OBJECTIVES: Men treated with androgen deprivation therapy (ADT) or radiation therapy (RT) for prostate cancer have an increased risk for fractures.

Given uncertainty as to whether specific clinical factors can identify men at increased risk, we sought to develop a prognostic index for risk of fracture in this population.

MATERIALS AND METHODS: We used the Surveillance, Epidemiology, and End Results-Medicare database to identify men who received ADT or RT after being diagnosed with localized prostate cancer in 2007-2009. Cox proportional hazards models tested the association of potential risk factors with fracture. In a derivation group, hazard ratios were used to assign points for factors independently related to fracture. The prognostic index was then applied to a validation group.

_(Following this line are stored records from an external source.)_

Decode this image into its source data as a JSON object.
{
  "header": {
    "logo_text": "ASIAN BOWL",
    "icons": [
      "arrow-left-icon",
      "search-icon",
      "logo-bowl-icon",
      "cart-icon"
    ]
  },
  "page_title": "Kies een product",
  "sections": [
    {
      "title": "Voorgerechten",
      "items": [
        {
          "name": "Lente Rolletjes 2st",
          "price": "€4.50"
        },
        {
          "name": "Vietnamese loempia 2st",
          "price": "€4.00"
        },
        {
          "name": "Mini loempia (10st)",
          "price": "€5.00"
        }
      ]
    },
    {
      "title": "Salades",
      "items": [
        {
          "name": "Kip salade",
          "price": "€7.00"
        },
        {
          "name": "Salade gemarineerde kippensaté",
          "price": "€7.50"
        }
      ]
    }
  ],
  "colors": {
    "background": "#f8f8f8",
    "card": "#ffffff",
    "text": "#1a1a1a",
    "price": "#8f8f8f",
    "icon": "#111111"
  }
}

RESULTS: The sample of 5824 men had a median age of 73.0years; 82.9% were white and 8.6% had a fracture within 2years of treatment for prostate cancer. The Cox model identified 8 variables (age, race, hormone treatment, Elixhauser score, anxiety, Parkinson's, fall-inducing medications and disability status) independently associated with fracture. In the derivation cohort, 4.3% of the sample experienced a fracture in the low-risk group, 8.9% in the intermediate group, and 19.2% in the high-risk group (C statistic, 0.749). The index was applied to the validation cohort (C statistic, 0.782).

CONCLUSION: The prognostic index can help to identify patients at increased risk for fracture. This underscores the importance of identifying risk factors for fracture, given the substantial variation in fracture risk in men treated with ADT or RT.

Written by:
Graham-Steed TR, Soulos PR, Dearing N, Concato J, Tinetti ME, Gross CP.   Are you the author?
Cancer Outcomes, Public Policy, and Effectiveness Research (COPPER) Center, Yale Comprehensive Cancer Center, Yale University School of Medicine, New Haven, CT, USA; Department of Medicine, Yale University School of Medicine, New Haven, CT, USA; Bernard J. Dunn School of Pharmacy, Shenandoah University, Winchester, VA, USA; Clinical Epidemiology Research Center, Medical Service, Department of Veterans Affairs Connecticut HealthCare System, West Haven Veterans Affairs Medical Center, West Haven, CT, USA; Department of Medicine, Yale University School of Medicine, New Haven, CT, USA.  

Reference: J Geriatr Oncol. 2014 Sep 18. pii: S1879-4068(14)00144-1.
doi: 10.1016/j.jgo.2014.08.004

PubMed Abstract
PMID: 25240918 Prostate Cancer Section